WITH the country becalmed with the twin doldrums of the COVID- 19 pandemic and a very weak economy, Finance Minister Tito Mboweni didn’t have much wriggle room, but has resisted in imposing an austerity budget. On the contrary, he sounded somewhat upbeat about future prospects, predicting a 2021 growth rate rebound of 3,3%.
Emphasis was placed getting the country’s ‘house in order’ with a plea for greater financial discipline and sustainability – let’s see if these lofty ideals can be translated into practice by the more than 200 errant municipalities and SOE’s that have enjoyed more than R168bn in bailouts since 2009. No mention was made of the individual liabilities of Eskom or the R10bn SAA vanity project…
The budget highlighted:
- R9bn allocated for COVID 19 relief, for vaccine purchases and its roll out.
- More than 56% of the country’s R1,35tn income would be spent on social services
- The budget shortfall of between 13 – 15% of GDP, which would be financed from borrowing a further R500bn
- Debt repayments represented 88% of GDP, which Mboweni said required a herculean effort to reduce to manageable levels by 2025. “We owe a lot of people an awful lot of money” he lamented.
- Public sector employee compensation is set to rise from R83.5bn to R11,0bn in this financial year.
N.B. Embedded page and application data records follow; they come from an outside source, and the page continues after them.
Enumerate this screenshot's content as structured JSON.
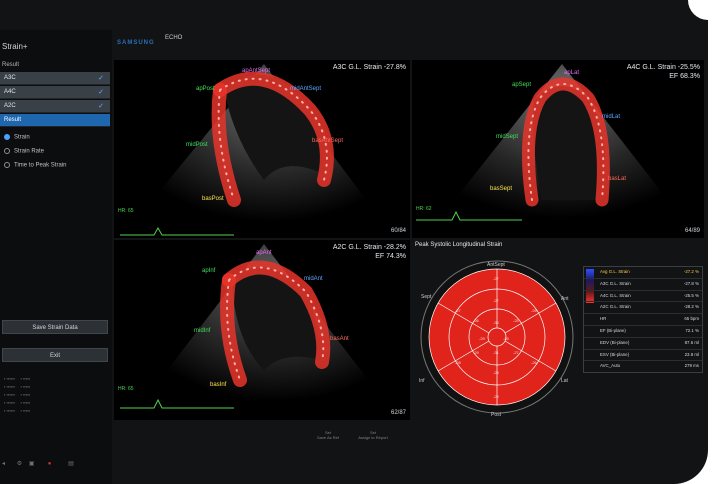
{
  "colors": {
    "accent": "#1e66ad",
    "strain": "#e8352a",
    "label_green": "#42e05a",
    "label_blue": "#5aa8ff",
    "label_magenta": "#e26ef0",
    "label_yellow": "#ffe64a"
  },
  "sidebar": {
    "title": "Strain+",
    "result_label": "Result",
    "views": [
      {
        "label": "A3C"
      },
      {
        "label": "A4C"
      },
      {
        "label": "A2C"
      }
    ],
    "selected_row": "Result",
    "radios": [
      {
        "label": "Strain",
        "selected": true
      },
      {
        "label": "Strain Rate",
        "selected": false
      },
      {
        "label": "Time to Peak Strain",
        "selected": false
      }
    ],
    "save_button": "Save Strain Data",
    "exit_button": "Exit"
  },
  "topbar": {
    "logo": "SAMSUNG",
    "mode": "ECHO"
  },
  "panels": {
    "a3c": {
      "title": "A3C G.L. Strain -27.8%",
      "frame": "60/84",
      "hr": "HR: 65",
      "labels": [
        {
          "t": "apAntSept",
          "c": "label_magenta"
        },
        {
          "t": "apPost",
          "c": "label_green"
        },
        {
          "t": "midAntSept",
          "c": "label_blue"
        },
        {
          "t": "midPost",
          "c": "label_green"
        },
        {
          "t": "basAntSept",
          "c": "label_red"
        },
        {
          "t": "basPost",
          "c": "label_yellow"
        }
      ]
    },
    "a4c": {
      "title": "A4C G.L. Strain -25.5%",
      "ef": "EF 68.3%",
      "frame": "64/89",
      "hr": "HR: 62",
      "labels": [
        {
          "t": "apLat",
          "c": "label_magenta"
        },
        {
          "t": "apSept",
          "c": "label_green"
        },
        {
          "t": "midLat",
          "c": "label_blue"
        },
        {
          "t": "midSept",
          "c": "label_green"
        },
        {
          "t": "basLat",
          "c": "label_red"
        },
        {
          "t": "basSept",
          "c": "label_yellow"
        }
      ]
    },
    "a2c": {
      "title": "A2C G.L. Strain -28.2%",
      "ef": "EF 74.3%",
      "frame": "62/87",
      "hr": "HR: 65",
      "labels": [
        {
          "t": "apAnt",
          "c": "label_magenta"
        },
        {
          "t": "apInf",
          "c": "label_green"
        },
        {
          "t": "midAnt",
          "c": "label_blue"
        },
        {
          "t": "midInf",
          "c": "label_green"
        },
        {
          "t": "basAnt",
          "c": "label_red"
        },
        {
          "t": "basInf",
          "c": "label_yellow"
        }
      ]
    }
  },
  "bullseye": {
    "title": "Peak Systolic Longitudinal Strain",
    "directions": [
      "AntSept",
      "Ant",
      "Lat",
      "Post",
      "Inf",
      "Sept"
    ],
    "table": [
      {
        "k": "Avg G.L. Strain",
        "v": "-27.2 %"
      },
      {
        "k": "A3C G.L. Strain",
        "v": "-27.8 %"
      },
      {
        "k": "A4C G.L. Strain",
        "v": "-25.5 %"
      },
      {
        "k": "A2C G.L. Strain",
        "v": "-28.2 %"
      },
      {
        "k": "HR",
        "v": "65 bpm"
      },
      {
        "k": "EF (Bi-plane)",
        "v": "72.1 %"
      },
      {
        "k": "EDV (Bi-plane)",
        "v": "87.6 ml"
      },
      {
        "k": "ESV (Bi-plane)",
        "v": "23.8 ml"
      },
      {
        "k": "AVC_Auto",
        "v": "279 ms"
      }
    ]
  },
  "footer": {
    "save_as_ref": "Save As Ref",
    "assign": "Assign to Report"
  }
}
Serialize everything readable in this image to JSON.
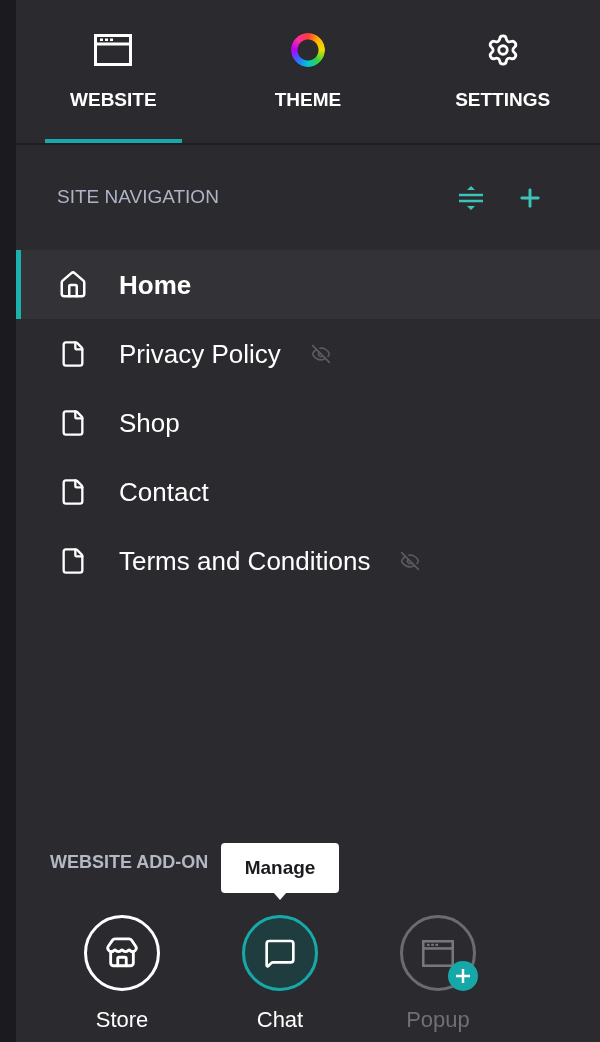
{
  "tabs": [
    {
      "label": "WEBSITE",
      "selected": true
    },
    {
      "label": "THEME",
      "selected": false
    },
    {
      "label": "SETTINGS",
      "selected": false
    }
  ],
  "site_navigation": {
    "title": "SITE NAVIGATION",
    "items": [
      {
        "kind": "home",
        "label": "Home",
        "selected": true,
        "hidden": false
      },
      {
        "kind": "page",
        "label": "Privacy Policy",
        "selected": false,
        "hidden": true
      },
      {
        "kind": "page",
        "label": "Shop",
        "selected": false,
        "hidden": false
      },
      {
        "kind": "page",
        "label": "Contact",
        "selected": false,
        "hidden": false
      },
      {
        "kind": "page",
        "label": "Terms and Conditions",
        "selected": false,
        "hidden": true
      }
    ]
  },
  "add_ons": {
    "title": "WEBSITE ADD-ON",
    "items": [
      {
        "label": "Store",
        "installed": true,
        "selected": false
      },
      {
        "label": "Chat",
        "installed": true,
        "selected": true,
        "tooltip": "Manage"
      },
      {
        "label": "Popup",
        "installed": false,
        "selected": false
      }
    ]
  }
}
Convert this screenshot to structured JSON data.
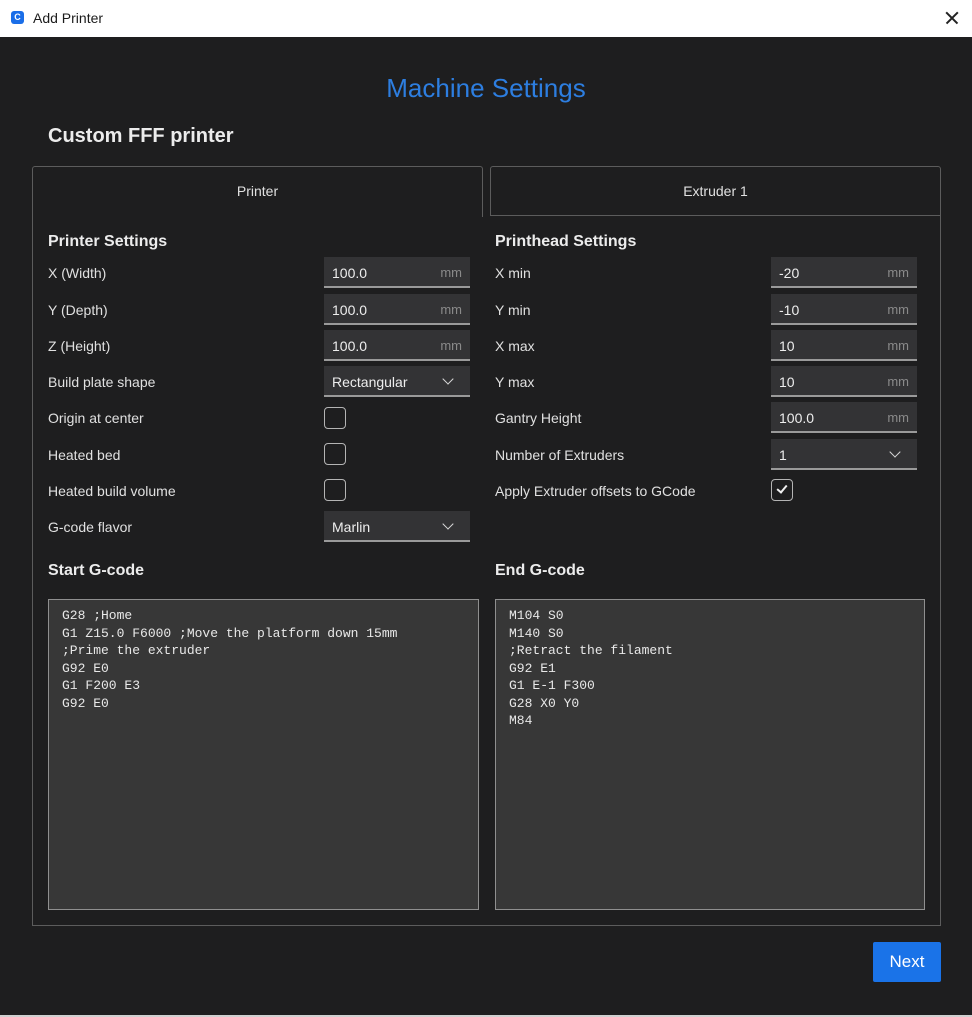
{
  "window": {
    "title": "Add Printer",
    "app_icon": "cura-logo-icon",
    "close_icon": "close-icon"
  },
  "colors": {
    "heading": "#2d7ee0",
    "background": "#1e1e1f",
    "field_bg": "#333335",
    "accent_button": "#1a73e8"
  },
  "header": {
    "title": "Machine Settings",
    "printer_name": "Custom FFF printer"
  },
  "tabs": [
    {
      "label": "Printer",
      "active": true
    },
    {
      "label": "Extruder 1",
      "active": false
    }
  ],
  "printer_settings": {
    "title": "Printer Settings",
    "x_width": {
      "label": "X (Width)",
      "value": "100.0",
      "unit": "mm"
    },
    "y_depth": {
      "label": "Y (Depth)",
      "value": "100.0",
      "unit": "mm"
    },
    "z_height": {
      "label": "Z (Height)",
      "value": "100.0",
      "unit": "mm"
    },
    "build_plate_shape": {
      "label": "Build plate shape",
      "value": "Rectangular"
    },
    "origin_at_center": {
      "label": "Origin at center",
      "checked": false
    },
    "heated_bed": {
      "label": "Heated bed",
      "checked": false
    },
    "heated_build_volume": {
      "label": "Heated build volume",
      "checked": false
    },
    "gcode_flavor": {
      "label": "G-code flavor",
      "value": "Marlin"
    }
  },
  "printhead_settings": {
    "title": "Printhead Settings",
    "x_min": {
      "label": "X min",
      "value": "-20",
      "unit": "mm"
    },
    "y_min": {
      "label": "Y min",
      "value": "-10",
      "unit": "mm"
    },
    "x_max": {
      "label": "X max",
      "value": "10",
      "unit": "mm"
    },
    "y_max": {
      "label": "Y max",
      "value": "10",
      "unit": "mm"
    },
    "gantry_height": {
      "label": "Gantry Height",
      "value": "100.0",
      "unit": "mm"
    },
    "number_of_extruders": {
      "label": "Number of Extruders",
      "value": "1"
    },
    "apply_extruder_offsets": {
      "label": "Apply Extruder offsets to GCode",
      "checked": true
    }
  },
  "start_gcode": {
    "title": "Start G-code",
    "lines": [
      "G28 ;Home",
      "G1 Z15.0 F6000 ;Move the platform down 15mm",
      ";Prime the extruder",
      "G92 E0",
      "G1 F200 E3",
      "G92 E0"
    ]
  },
  "end_gcode": {
    "title": "End G-code",
    "lines": [
      "M104 S0",
      "M140 S0",
      ";Retract the filament",
      "G92 E1",
      "G1 E-1 F300",
      "G28 X0 Y0",
      "M84"
    ]
  },
  "footer": {
    "next_label": "Next"
  }
}
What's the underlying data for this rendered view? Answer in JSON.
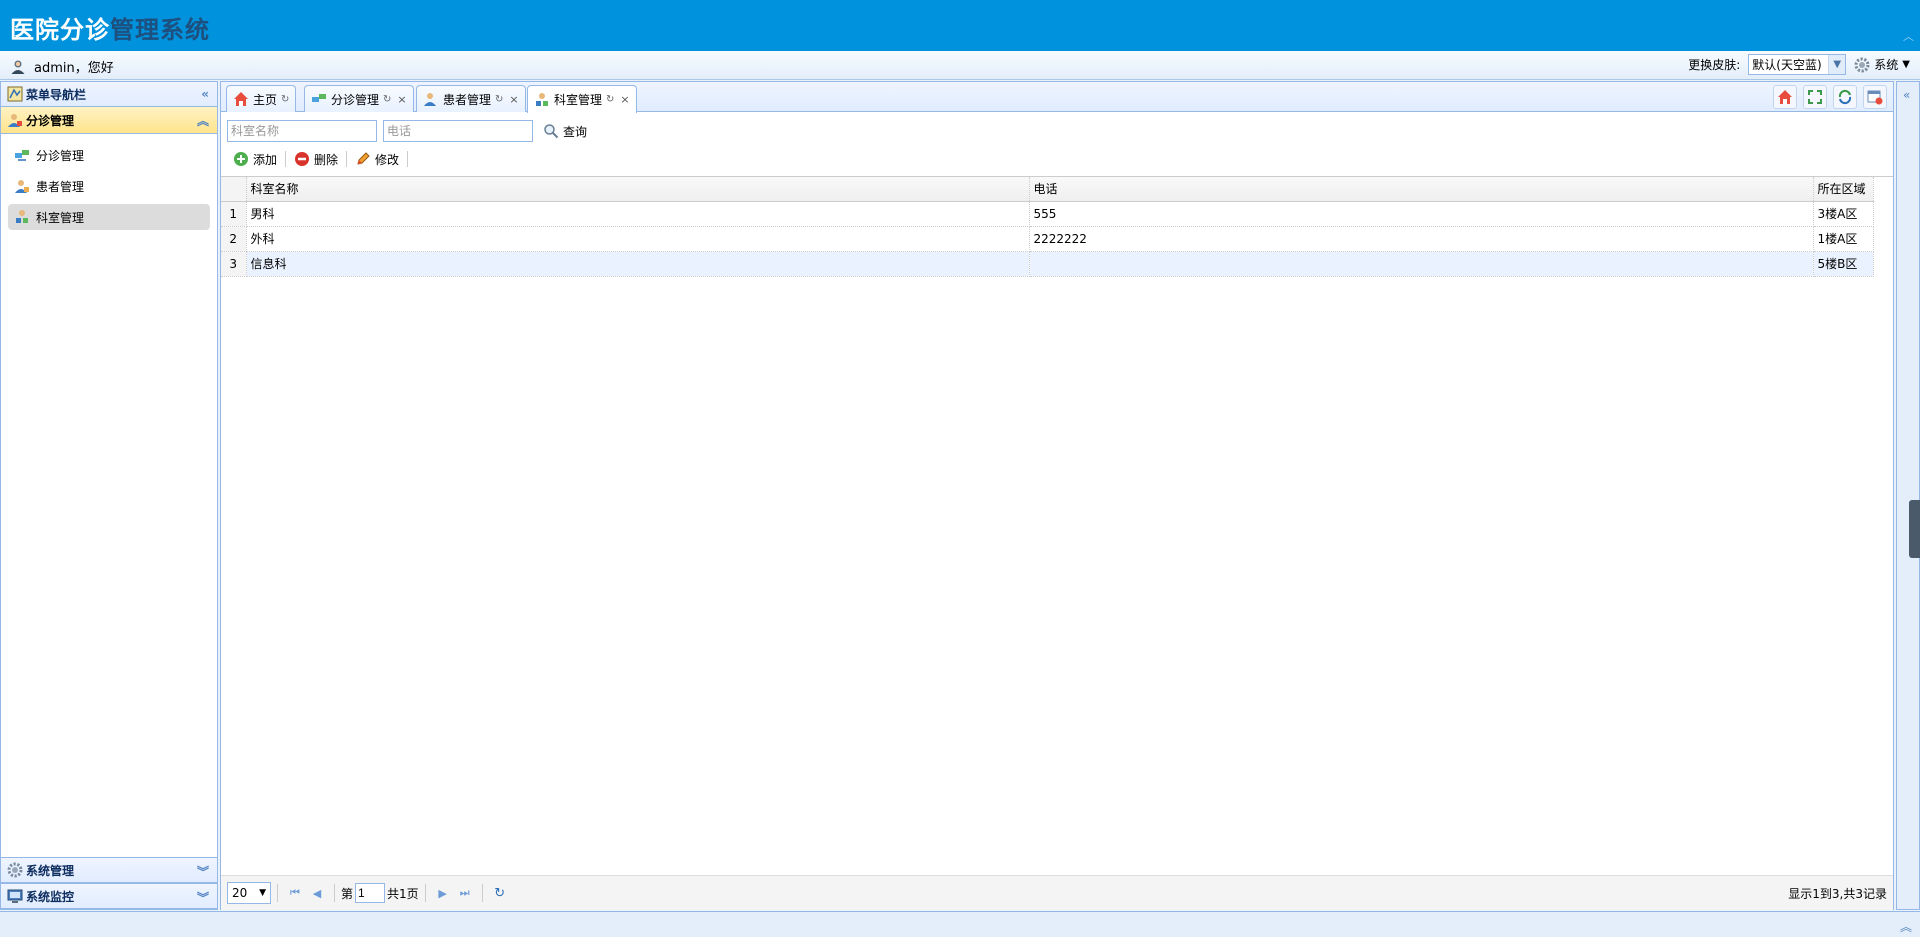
{
  "app": {
    "title_part1": "医院分诊",
    "title_part2": "管理系统"
  },
  "userbar": {
    "greeting": "admin，您好",
    "skin_label": "更换皮肤:",
    "skin_value": "默认(天空蓝)",
    "system_menu": "系统"
  },
  "sidebar": {
    "title": "菜单导航栏",
    "group_active": "分诊管理",
    "items": [
      {
        "label": "分诊管理",
        "icon": "transfer-icon"
      },
      {
        "label": "患者管理",
        "icon": "patient-icon"
      },
      {
        "label": "科室管理",
        "icon": "department-icon"
      }
    ],
    "groups_bottom": [
      {
        "label": "系统管理",
        "icon": "gear-icon"
      },
      {
        "label": "系统监控",
        "icon": "monitor-icon"
      }
    ]
  },
  "tabs": [
    {
      "label": "主页"
    },
    {
      "label": "分诊管理"
    },
    {
      "label": "患者管理"
    },
    {
      "label": "科室管理"
    }
  ],
  "search": {
    "dept_placeholder": "科室名称",
    "phone_placeholder": "电话",
    "button_label": "查询"
  },
  "toolbar": {
    "add": "添加",
    "delete": "删除",
    "edit": "修改"
  },
  "grid": {
    "columns": [
      "科室名称",
      "电话",
      "所在区域"
    ],
    "rows": [
      {
        "num": "1",
        "name": "男科",
        "phone": "555",
        "area": "3楼A区"
      },
      {
        "num": "2",
        "name": "外科",
        "phone": "2222222",
        "area": "1楼A区"
      },
      {
        "num": "3",
        "name": "信息科",
        "phone": "",
        "area": "5楼B区"
      }
    ]
  },
  "pagination": {
    "page_size": "20",
    "page_prefix": "第",
    "current_page": "1",
    "total_pages": "共1页",
    "info": "显示1到3,共3记录"
  },
  "colors": {
    "header": "#0092dc",
    "border": "#95b8e7",
    "selected_group": "#ffe48d"
  }
}
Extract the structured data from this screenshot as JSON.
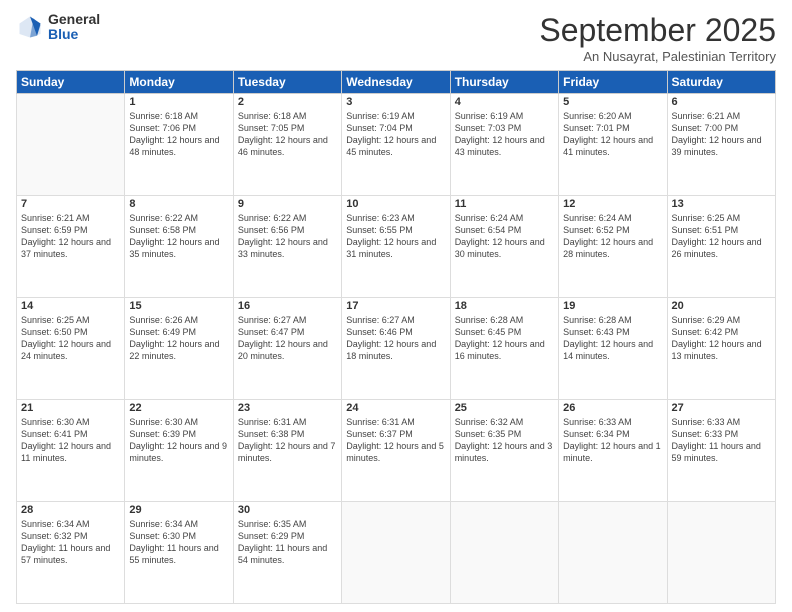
{
  "header": {
    "logo_general": "General",
    "logo_blue": "Blue",
    "month_title": "September 2025",
    "subtitle": "An Nusayrat, Palestinian Territory"
  },
  "weekdays": [
    "Sunday",
    "Monday",
    "Tuesday",
    "Wednesday",
    "Thursday",
    "Friday",
    "Saturday"
  ],
  "weeks": [
    [
      {
        "day": "",
        "sunrise": "",
        "sunset": "",
        "daylight": ""
      },
      {
        "day": "1",
        "sunrise": "Sunrise: 6:18 AM",
        "sunset": "Sunset: 7:06 PM",
        "daylight": "Daylight: 12 hours and 48 minutes."
      },
      {
        "day": "2",
        "sunrise": "Sunrise: 6:18 AM",
        "sunset": "Sunset: 7:05 PM",
        "daylight": "Daylight: 12 hours and 46 minutes."
      },
      {
        "day": "3",
        "sunrise": "Sunrise: 6:19 AM",
        "sunset": "Sunset: 7:04 PM",
        "daylight": "Daylight: 12 hours and 45 minutes."
      },
      {
        "day": "4",
        "sunrise": "Sunrise: 6:19 AM",
        "sunset": "Sunset: 7:03 PM",
        "daylight": "Daylight: 12 hours and 43 minutes."
      },
      {
        "day": "5",
        "sunrise": "Sunrise: 6:20 AM",
        "sunset": "Sunset: 7:01 PM",
        "daylight": "Daylight: 12 hours and 41 minutes."
      },
      {
        "day": "6",
        "sunrise": "Sunrise: 6:21 AM",
        "sunset": "Sunset: 7:00 PM",
        "daylight": "Daylight: 12 hours and 39 minutes."
      }
    ],
    [
      {
        "day": "7",
        "sunrise": "Sunrise: 6:21 AM",
        "sunset": "Sunset: 6:59 PM",
        "daylight": "Daylight: 12 hours and 37 minutes."
      },
      {
        "day": "8",
        "sunrise": "Sunrise: 6:22 AM",
        "sunset": "Sunset: 6:58 PM",
        "daylight": "Daylight: 12 hours and 35 minutes."
      },
      {
        "day": "9",
        "sunrise": "Sunrise: 6:22 AM",
        "sunset": "Sunset: 6:56 PM",
        "daylight": "Daylight: 12 hours and 33 minutes."
      },
      {
        "day": "10",
        "sunrise": "Sunrise: 6:23 AM",
        "sunset": "Sunset: 6:55 PM",
        "daylight": "Daylight: 12 hours and 31 minutes."
      },
      {
        "day": "11",
        "sunrise": "Sunrise: 6:24 AM",
        "sunset": "Sunset: 6:54 PM",
        "daylight": "Daylight: 12 hours and 30 minutes."
      },
      {
        "day": "12",
        "sunrise": "Sunrise: 6:24 AM",
        "sunset": "Sunset: 6:52 PM",
        "daylight": "Daylight: 12 hours and 28 minutes."
      },
      {
        "day": "13",
        "sunrise": "Sunrise: 6:25 AM",
        "sunset": "Sunset: 6:51 PM",
        "daylight": "Daylight: 12 hours and 26 minutes."
      }
    ],
    [
      {
        "day": "14",
        "sunrise": "Sunrise: 6:25 AM",
        "sunset": "Sunset: 6:50 PM",
        "daylight": "Daylight: 12 hours and 24 minutes."
      },
      {
        "day": "15",
        "sunrise": "Sunrise: 6:26 AM",
        "sunset": "Sunset: 6:49 PM",
        "daylight": "Daylight: 12 hours and 22 minutes."
      },
      {
        "day": "16",
        "sunrise": "Sunrise: 6:27 AM",
        "sunset": "Sunset: 6:47 PM",
        "daylight": "Daylight: 12 hours and 20 minutes."
      },
      {
        "day": "17",
        "sunrise": "Sunrise: 6:27 AM",
        "sunset": "Sunset: 6:46 PM",
        "daylight": "Daylight: 12 hours and 18 minutes."
      },
      {
        "day": "18",
        "sunrise": "Sunrise: 6:28 AM",
        "sunset": "Sunset: 6:45 PM",
        "daylight": "Daylight: 12 hours and 16 minutes."
      },
      {
        "day": "19",
        "sunrise": "Sunrise: 6:28 AM",
        "sunset": "Sunset: 6:43 PM",
        "daylight": "Daylight: 12 hours and 14 minutes."
      },
      {
        "day": "20",
        "sunrise": "Sunrise: 6:29 AM",
        "sunset": "Sunset: 6:42 PM",
        "daylight": "Daylight: 12 hours and 13 minutes."
      }
    ],
    [
      {
        "day": "21",
        "sunrise": "Sunrise: 6:30 AM",
        "sunset": "Sunset: 6:41 PM",
        "daylight": "Daylight: 12 hours and 11 minutes."
      },
      {
        "day": "22",
        "sunrise": "Sunrise: 6:30 AM",
        "sunset": "Sunset: 6:39 PM",
        "daylight": "Daylight: 12 hours and 9 minutes."
      },
      {
        "day": "23",
        "sunrise": "Sunrise: 6:31 AM",
        "sunset": "Sunset: 6:38 PM",
        "daylight": "Daylight: 12 hours and 7 minutes."
      },
      {
        "day": "24",
        "sunrise": "Sunrise: 6:31 AM",
        "sunset": "Sunset: 6:37 PM",
        "daylight": "Daylight: 12 hours and 5 minutes."
      },
      {
        "day": "25",
        "sunrise": "Sunrise: 6:32 AM",
        "sunset": "Sunset: 6:35 PM",
        "daylight": "Daylight: 12 hours and 3 minutes."
      },
      {
        "day": "26",
        "sunrise": "Sunrise: 6:33 AM",
        "sunset": "Sunset: 6:34 PM",
        "daylight": "Daylight: 12 hours and 1 minute."
      },
      {
        "day": "27",
        "sunrise": "Sunrise: 6:33 AM",
        "sunset": "Sunset: 6:33 PM",
        "daylight": "Daylight: 11 hours and 59 minutes."
      }
    ],
    [
      {
        "day": "28",
        "sunrise": "Sunrise: 6:34 AM",
        "sunset": "Sunset: 6:32 PM",
        "daylight": "Daylight: 11 hours and 57 minutes."
      },
      {
        "day": "29",
        "sunrise": "Sunrise: 6:34 AM",
        "sunset": "Sunset: 6:30 PM",
        "daylight": "Daylight: 11 hours and 55 minutes."
      },
      {
        "day": "30",
        "sunrise": "Sunrise: 6:35 AM",
        "sunset": "Sunset: 6:29 PM",
        "daylight": "Daylight: 11 hours and 54 minutes."
      },
      {
        "day": "",
        "sunrise": "",
        "sunset": "",
        "daylight": ""
      },
      {
        "day": "",
        "sunrise": "",
        "sunset": "",
        "daylight": ""
      },
      {
        "day": "",
        "sunrise": "",
        "sunset": "",
        "daylight": ""
      },
      {
        "day": "",
        "sunrise": "",
        "sunset": "",
        "daylight": ""
      }
    ]
  ]
}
This translates into a 2.1% salary increase in 2021 for public servants, reducing to 1,2% for the next two years. Teachers fare even worse with just an 0,8% increase this year, but pegged for the next 3 years. (This spells trouble in this sector and ultimately is to the detriment of learners.
- 7 bn has been allocated to settle 1 409 land claims.
- The Land Bank is to receive a R7bn bailout.
- R4bn has been allocated to township and rural enterprise development.
- Just R540m to stimulate tourism through an equity partnership fund.
- Corporate income tax has been lowered to 27% as an incentive for private sector and foreign investment.
- Modest assistance has been provided to those receiving assistance grants with old age pensions being increased by a miserly R30/month and foster and child assistance grants by, wait for it, R10/month.
- Good news for girl learners from low income families is that government has allocated R678,3 m for the provision of free sanitary products.
As with most finance ministers, you give with one hand and take back with the other.
The good news for low and medium income earners will be that they should have a little more disposable income as the tax brackets have been increased by 5% which will equate to earners having a collective R2,2bn more of disposable income.
The bad news is that excise duty on wine, beer and spirits, and cigarettes will increase by 8%, putting 14c on a bottle of beer, 26c on a bottle of wine and R5,50 per 750ml bottle for spirits drinkers. As usual, smokers will pay extra, an additional R1,20 for their packet of 20 fags.
If you drive a vehicle, you’ll pay an additional 27c/litre for fuel – 15c/litre general fuel levy and 11c/litre which will go to the bankrupt Road Accident fund to help it balance its books
If you were looking for a silver lining, keep looking, but like the curates egg, this budget was good in parts.